[Web page and app entries]
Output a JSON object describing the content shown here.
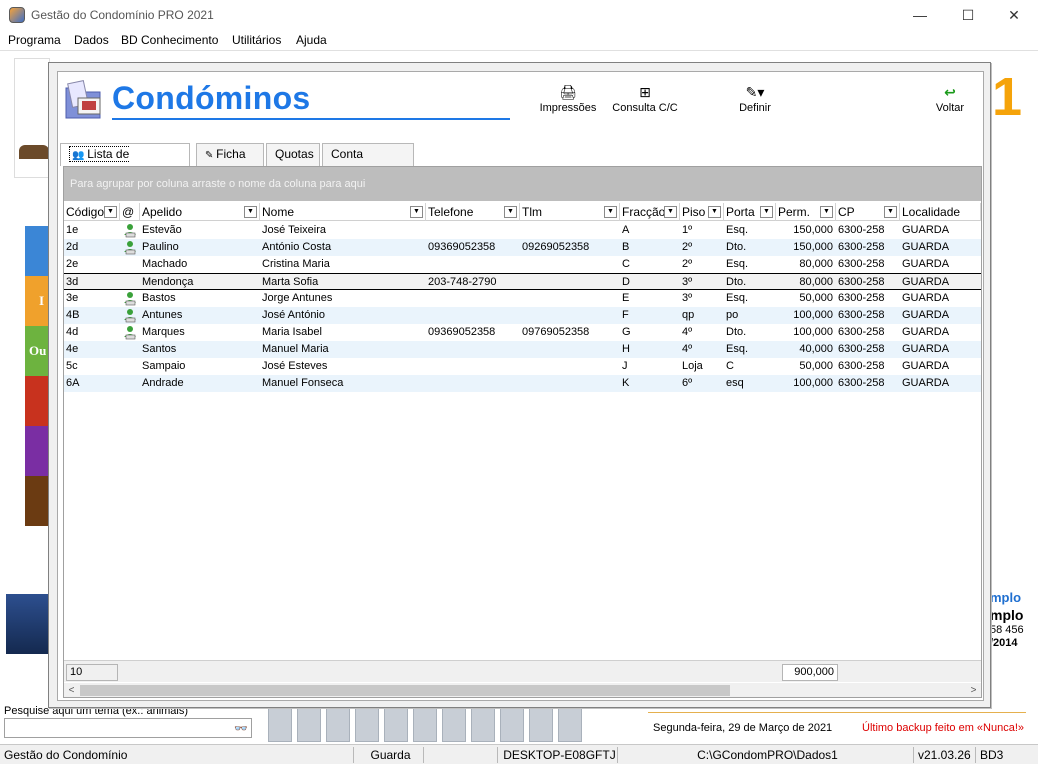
{
  "window": {
    "title": "Gestão do Condomínio PRO 2021",
    "minimize": "—",
    "maximize": "☐",
    "close": "✕"
  },
  "menu": [
    "Programa",
    "Dados",
    "BD Conhecimento",
    "Utilitários",
    "Ajuda"
  ],
  "background": {
    "big_number": "1",
    "bar_labels": [
      "I",
      "Ou"
    ],
    "right_texts": [
      "mplo",
      "mplo",
      "58 456",
      "/2014"
    ],
    "search_label": "Pesquise aqui um tema (ex.: animais)",
    "search_value": "",
    "date": "Segunda-feira, 29 de Março de 2021",
    "backup": "Último backup feito em  «Nunca!»"
  },
  "statusbar": [
    "Gestão do Condomínio",
    "Guarda",
    "DESKTOP-E08GFTJ",
    "C:\\GCondomPRO\\Dados1",
    "v21.03.26",
    "BD3"
  ],
  "module": {
    "title": "Condóminos",
    "toolbar": {
      "print": "Impressões",
      "account": "Consulta C/C",
      "define": "Definir",
      "back": "Voltar"
    },
    "tabs": [
      "Lista de Condóminos",
      "Ficha",
      "Quotas",
      "Conta Corrente"
    ],
    "group_hint": "Para agrupar por coluna arraste o nome da coluna para aqui",
    "columns": [
      "Código",
      "@",
      "Apelido",
      "Nome",
      "Telefone",
      "Tlm",
      "Fracção",
      "Piso",
      "Porta",
      "Perm.",
      "CP",
      "Localidade"
    ],
    "rows": [
      {
        "codigo": "1e",
        "email": true,
        "apelido": "Estevão",
        "nome": "José Teixeira",
        "telefone": "",
        "tlm": "",
        "fraccao": "A",
        "piso": "1º",
        "porta": "Esq.",
        "perm": "150,000",
        "cp": "6300-258",
        "localidade": "GUARDA"
      },
      {
        "codigo": "2d",
        "email": true,
        "apelido": "Paulino",
        "nome": "António Costa",
        "telefone": "09369052358",
        "tlm": "09269052358",
        "fraccao": "B",
        "piso": "2º",
        "porta": "Dto.",
        "perm": "150,000",
        "cp": "6300-258",
        "localidade": "GUARDA"
      },
      {
        "codigo": "2e",
        "email": false,
        "apelido": "Machado",
        "nome": "Cristina Maria",
        "telefone": "",
        "tlm": "",
        "fraccao": "C",
        "piso": "2º",
        "porta": "Esq.",
        "perm": "80,000",
        "cp": "6300-258",
        "localidade": "GUARDA"
      },
      {
        "codigo": "3d",
        "email": false,
        "apelido": "Mendonça",
        "nome": "Marta Sofia",
        "telefone": "203-748-2790",
        "tlm": "",
        "fraccao": "D",
        "piso": "3º",
        "porta": "Dto.",
        "perm": "80,000",
        "cp": "6300-258",
        "localidade": "GUARDA"
      },
      {
        "codigo": "3e",
        "email": true,
        "apelido": "Bastos",
        "nome": "Jorge Antunes",
        "telefone": "",
        "tlm": "",
        "fraccao": "E",
        "piso": "3º",
        "porta": "Esq.",
        "perm": "50,000",
        "cp": "6300-258",
        "localidade": "GUARDA"
      },
      {
        "codigo": "4B",
        "email": true,
        "apelido": "Antunes",
        "nome": "José António",
        "telefone": "",
        "tlm": "",
        "fraccao": "F",
        "piso": "qp",
        "porta": "po",
        "perm": "100,000",
        "cp": "6300-258",
        "localidade": "GUARDA"
      },
      {
        "codigo": "4d",
        "email": true,
        "apelido": "Marques",
        "nome": "Maria Isabel",
        "telefone": "09369052358",
        "tlm": "09769052358",
        "fraccao": "G",
        "piso": "4º",
        "porta": "Dto.",
        "perm": "100,000",
        "cp": "6300-258",
        "localidade": "GUARDA"
      },
      {
        "codigo": "4e",
        "email": false,
        "apelido": "Santos",
        "nome": "Manuel Maria",
        "telefone": "",
        "tlm": "",
        "fraccao": "H",
        "piso": "4º",
        "porta": "Esq.",
        "perm": "40,000",
        "cp": "6300-258",
        "localidade": "GUARDA"
      },
      {
        "codigo": "5c",
        "email": false,
        "apelido": "Sampaio",
        "nome": "José Esteves",
        "telefone": "",
        "tlm": "",
        "fraccao": "J",
        "piso": "Loja",
        "porta": "C",
        "perm": "50,000",
        "cp": "6300-258",
        "localidade": "GUARDA"
      },
      {
        "codigo": "6A",
        "email": false,
        "apelido": "Andrade",
        "nome": "Manuel Fonseca",
        "telefone": "",
        "tlm": "",
        "fraccao": "K",
        "piso": "6º",
        "porta": "esq",
        "perm": "100,000",
        "cp": "6300-258",
        "localidade": "GUARDA"
      }
    ],
    "selected_row": 3,
    "footer": {
      "count": "10",
      "total": "900,000"
    }
  },
  "colors": {
    "accent": "#1e78e6",
    "orange": "#f5a30a",
    "backup_red": "#dd0000"
  }
}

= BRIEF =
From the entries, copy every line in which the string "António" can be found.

= REPLY =
        "nome": "António Costa",
        "nome": "José António",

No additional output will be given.